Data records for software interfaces
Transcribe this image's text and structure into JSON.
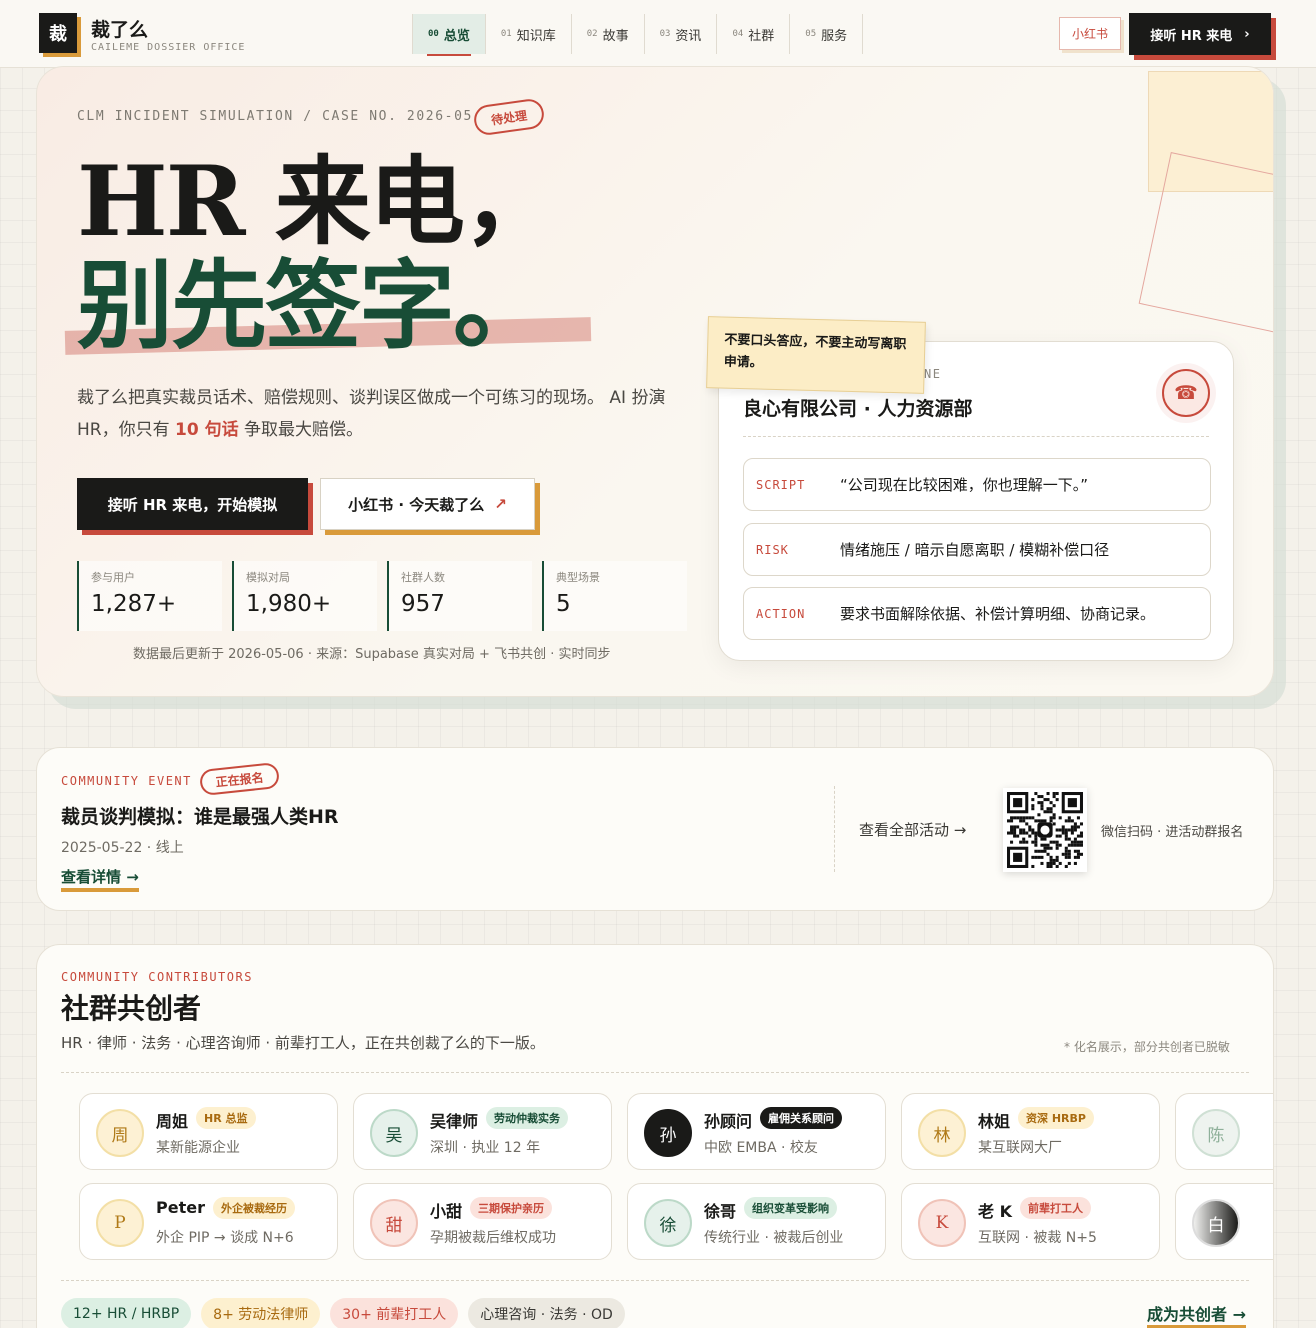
{
  "header": {
    "logo_char": "裁",
    "brand": "裁了么",
    "brand_sub": "CAILEME DOSSIER OFFICE",
    "nav": [
      {
        "num": "00",
        "label": "总览",
        "active": true
      },
      {
        "num": "01",
        "label": "知识库"
      },
      {
        "num": "02",
        "label": "故事"
      },
      {
        "num": "03",
        "label": "资讯"
      },
      {
        "num": "04",
        "label": "社群"
      },
      {
        "num": "05",
        "label": "服务"
      }
    ],
    "xhs": "小红书",
    "call": "接听 HR 来电",
    "call_icon": "›"
  },
  "hero": {
    "case": "CLM INCIDENT SIMULATION / CASE NO. 2026-05",
    "stamp": "待处理",
    "title1": "HR 来电，",
    "title2": "别先签字。",
    "lead_a": "裁了么把真实裁员话术、赔偿规则、谈判误区做成一个可练习的现场。 AI 扮演 HR，你只有 ",
    "lead_hl": "10 句话",
    "lead_b": " 争取最大赔偿。",
    "btn_primary": "接听 HR 来电，开始模拟",
    "btn_secondary": "小红书 · 今天裁了么",
    "btn_secondary_icon": "↗",
    "stats": [
      {
        "k": "参与用户",
        "v": "1,287+"
      },
      {
        "k": "模拟对局",
        "v": "1,980+"
      },
      {
        "k": "社群人数",
        "v": "957"
      },
      {
        "k": "典型场景",
        "v": "5"
      }
    ],
    "updated": "数据最后更新于 2026-05-06 · 来源：Supabase 真实对局 + 飞书共创 · 实时同步"
  },
  "phone": {
    "label_fragment": "NE",
    "title": "良心有限公司 · 人力资源部",
    "icon": "☎",
    "note": "不要口头答应，不要主动写离职申请。",
    "rows": [
      {
        "tag": "SCRIPT",
        "text": "“公司现在比较困难，你也理解一下。”"
      },
      {
        "tag": "RISK",
        "text": "情绪施压 / 暗示自愿离职 / 模糊补偿口径"
      },
      {
        "tag": "ACTION",
        "text": "要求书面解除依据、补偿计算明细、协商记录。"
      }
    ]
  },
  "event": {
    "kicker": "COMMUNITY EVENT",
    "stamp": "正在报名",
    "title": "裁员谈判模拟：谁是最强人类HR",
    "date": "2025-05-22 · 线上",
    "link": "查看详情 →",
    "all": "查看全部活动 →",
    "qr_text": "微信扫码 · 进活动群报名"
  },
  "contrib": {
    "kicker": "COMMUNITY CONTRIBUTORS",
    "title": "社群共创者",
    "sub": "HR · 律师 · 法务 · 心理咨询师 · 前辈打工人，正在共创裁了么的下一版。",
    "note": "* 化名展示，部分共创者已脱敏",
    "row1": [
      {
        "av": "周",
        "name": "周姐",
        "badge": "HR 总监",
        "desc": "某新能源企业",
        "c": "y"
      },
      {
        "av": "吴",
        "name": "吴律师",
        "badge": "劳动仲裁实务",
        "desc": "深圳 · 执业 12 年",
        "c": "g"
      },
      {
        "av": "孙",
        "name": "孙顾问",
        "badge": "雇佣关系顾问",
        "desc": "中欧 EMBA · 校友",
        "c": "d"
      },
      {
        "av": "林",
        "name": "林姐",
        "badge": "资深 HRBP",
        "desc": "某互联网大厂",
        "c": "y"
      },
      {
        "av": "陈",
        "name": "",
        "badge": "",
        "desc": "",
        "c": "g2"
      }
    ],
    "row2": [
      {
        "av": "P",
        "name": "Peter",
        "badge": "外企被裁经历",
        "desc": "外企 PIP → 谈成 N+6",
        "c": "y"
      },
      {
        "av": "甜",
        "name": "小甜",
        "badge": "三期保护亲历",
        "desc": "孕期被裁后维权成功",
        "c": "r"
      },
      {
        "av": "徐",
        "name": "徐哥",
        "badge": "组织变革受影响",
        "desc": "传统行业 · 被裁后创业",
        "c": "g"
      },
      {
        "av": "K",
        "name": "老 K",
        "badge": "前辈打工人",
        "desc": "互联网 · 被裁 N+5",
        "c": "r"
      },
      {
        "av": "白",
        "name": "",
        "badge": "",
        "desc": "",
        "c": "gr"
      }
    ],
    "pills": [
      {
        "t": "12+ HR / HRBP",
        "bg": "#dcefe3",
        "fg": "#184d36"
      },
      {
        "t": "8+ 劳动法律师",
        "bg": "#fdf0cf",
        "fg": "#a86a10"
      },
      {
        "t": "30+ 前辈打工人",
        "bg": "#fbe2dc",
        "fg": "#c74a3c"
      },
      {
        "t": "心理咨询 · 法务 · OD",
        "bg": "#ece9e1",
        "fg": "#3a3935"
      }
    ],
    "link": "成为共创者 →"
  }
}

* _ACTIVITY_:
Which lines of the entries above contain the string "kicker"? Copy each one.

* _COMPLETED TASK_:
    "kicker": "COMMUNITY EVENT",
    "kicker": "COMMUNITY CONTRIBUTORS",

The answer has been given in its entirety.